But often a sort of miracle would happen: from among the crowd one would step forward, a priest in civilian clothes, who would quietly say his prayers, come into the altar, vest, and proceed to serve the Divine Liturgy. Unfailingly he would be arrested the next day and taken away to prison without trial, in many cases never to appear again. Like Saint Mary of Egypt receiving Holy Communion only to disappear into the desert, that one final Liturgy must sustain him for the rest of his life “in the desert”, whether he was shot the next day or sent to the Gulag. To serve that Liturgy was to truly - finally - offer his life to God.
But it was not only priests. Throughout the Soviet period, to attend the Divine Liturgy was to be marked, in many cases, and to put your life, your job, or perhaps your child’s education at risk. Even if you were not killed, to attend the Liturgy meant risking everything. And still they came.
Just what must the Liturgy be if priests and people risked their lives and their jobs, their comfort, just to serve it one last time? Is the Liturgy worth my life? Is it worth our life?
Or, let us ask this another way. What is my life without the Liturgy? Today, in my time and place, could I live without the Liturgy?
A second answer to the question “What sustains us?” is what I will simply call churchly beauty: icons, architecture, music, vestments, etc. This might be harder for us who don’t worship in a 400-year-old cathedral with professional choirs and beautiful frescoes to appreciate.
When the Soviets were confiscating church valuables and even demanding the sacramental utensils, very many of the faithful, though themselves poor, resisted. The church was, for them, Heaven on earth, an experience of the glory of God. They might be poor, their homes humble, their provisions limited. And yet the glory that they glimpsed in the church sustained their souls, offering them a vision of real life, spiritual life.
The Soviets declared this vision of the Kingdom of God an opiate, a sort of drug-induced dream that prevented believers from living in this world. But the truth was just the opposite: it was this vision of the Kingdom that sustained them in this life, giving them the courage and the faith to love God and their neighbor as themselves.
Our world is much different than their Soviet dystopia, but we must realize that one thing is the same for them and us: an all-pervading materialism that says that this world is the true reality and that we must live only for this world.

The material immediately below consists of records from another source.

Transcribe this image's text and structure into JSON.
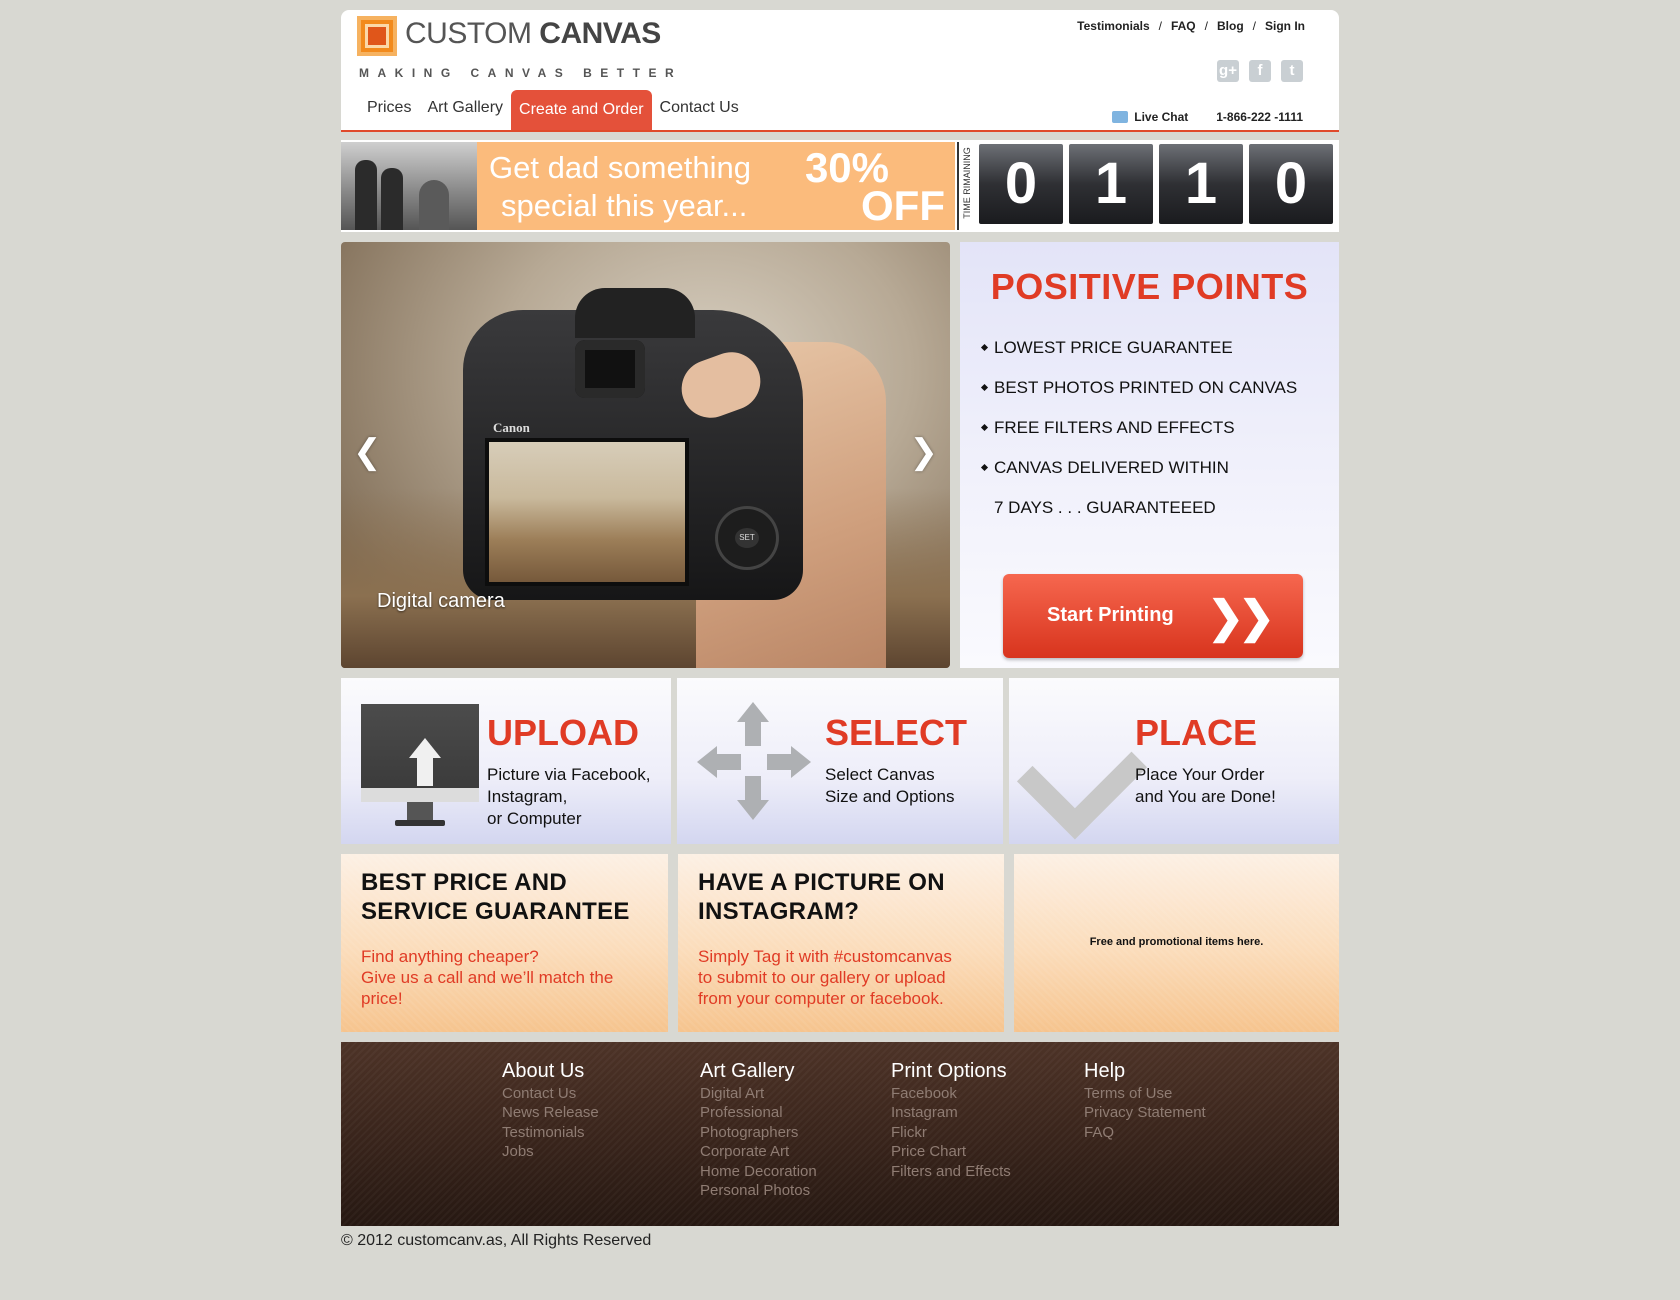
{
  "brand": {
    "name_light": "CUSTOM",
    "name_bold": "CANVAS",
    "tagline": "MAKING CANVAS BETTER"
  },
  "top_links": [
    "Testimonials",
    "FAQ",
    "Blog",
    "Sign In"
  ],
  "top_link_separator": "/",
  "social": [
    {
      "icon": "google-plus-icon",
      "glyph": "g+"
    },
    {
      "icon": "facebook-icon",
      "glyph": "f"
    },
    {
      "icon": "twitter-icon",
      "glyph": "t"
    }
  ],
  "nav": {
    "items": [
      "Prices",
      "Art Gallery",
      "Create and Order",
      "Contact Us"
    ],
    "active": "Create and Order"
  },
  "contact": {
    "live_chat": "Live Chat",
    "phone": "1-866-222 -1111"
  },
  "promo": {
    "line1": "Get dad something",
    "line2": "special this year...",
    "percent": "30%",
    "off": "OFF",
    "time_label": "TIME RIMAINING",
    "digits": [
      "0",
      "1",
      "1",
      "0"
    ]
  },
  "slider": {
    "caption": "Digital camera",
    "camera_brand": "Canon",
    "dial_label": "SET",
    "prev_glyph": "❮",
    "next_glyph": "❯"
  },
  "positive_points": {
    "title": "POSITIVE POINTS",
    "items": [
      "LOWEST PRICE GUARANTEE",
      "BEST PHOTOS PRINTED ON CANVAS",
      "FREE FILTERS AND EFFECTS",
      "CANVAS DELIVERED WITHIN"
    ],
    "continuation": "7 DAYS . . . GUARANTEEED",
    "button_label": "Start Printing",
    "button_glyph": "❯❯"
  },
  "steps": [
    {
      "title": "UPLOAD",
      "lines": [
        "Picture via Facebook,",
        "Instagram,",
        "or Computer"
      ]
    },
    {
      "title": "SELECT",
      "lines": [
        "Select Canvas",
        "Size and Options"
      ]
    },
    {
      "title": "PLACE",
      "lines": [
        "Place Your Order",
        "and You are Done!"
      ]
    }
  ],
  "infos": [
    {
      "title_lines": [
        "BEST PRICE AND",
        "SERVICE GUARANTEE"
      ],
      "text_lines": [
        "Find anything cheaper?",
        "Give us a call and we’ll match the",
        "price!"
      ]
    },
    {
      "title_lines": [
        "HAVE A PICTURE ON",
        "INSTAGRAM?"
      ],
      "text_lines": [
        "Simply Tag it with #customcanvas",
        "to submit to our gallery or upload",
        "from your computer or facebook."
      ]
    },
    {
      "promo_text": "Free and promotional items here."
    }
  ],
  "footer": {
    "columns": [
      {
        "title": "About Us",
        "links": [
          "Contact Us",
          "News Release",
          "Testimonials",
          "Jobs"
        ]
      },
      {
        "title": "Art Gallery",
        "links": [
          "Digital Art",
          "Professional",
          "Photographers",
          "Corporate Art",
          "Home Decoration",
          "Personal Photos"
        ]
      },
      {
        "title": "Print Options",
        "links": [
          "Facebook",
          "Instagram",
          "Flickr",
          "Price Chart",
          "Filters  and Effects"
        ]
      },
      {
        "title": "Help",
        "links": [
          "Terms of Use",
          "Privacy Statement",
          "FAQ"
        ]
      }
    ],
    "copyright": "© 2012 customcanv.as, All Rights Reserved"
  },
  "colors": {
    "accent_red": "#e03b25",
    "nav_active": "#e4513a",
    "promo_orange": "#fbbb7c",
    "footer_brown": "#3a251c",
    "page_background": "#d8d8d2"
  }
}
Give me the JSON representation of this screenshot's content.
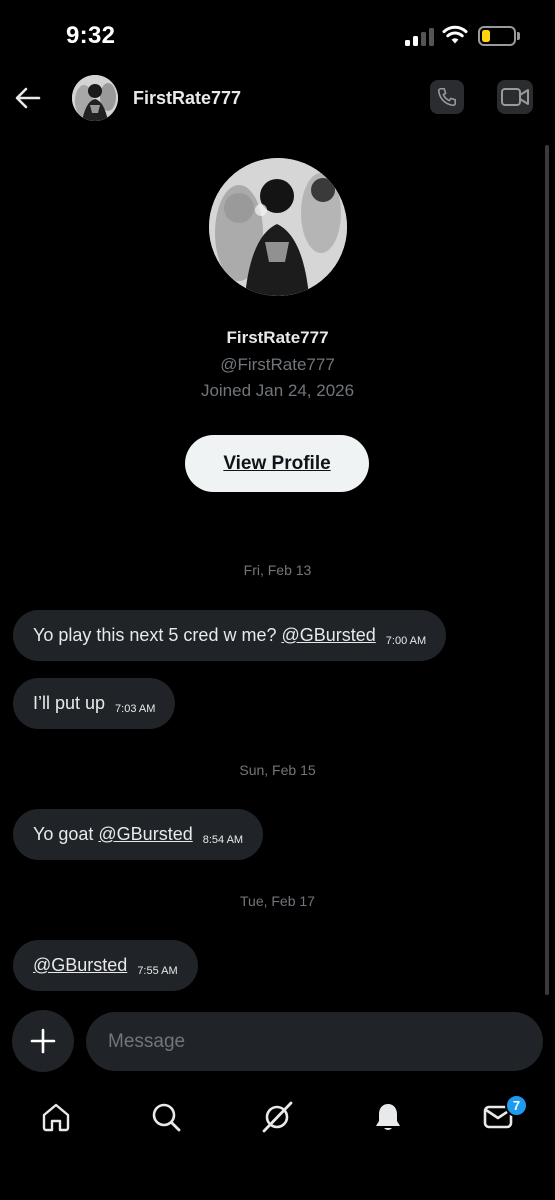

If our faith is going to be sustained then we must cultivate the same spiritual aesthetic that they did, a love of churchly beauty that compels us to sing well, to pray well, and to give sacrificially to build and beautify our temples, no less than our own homes.
With love in Christ,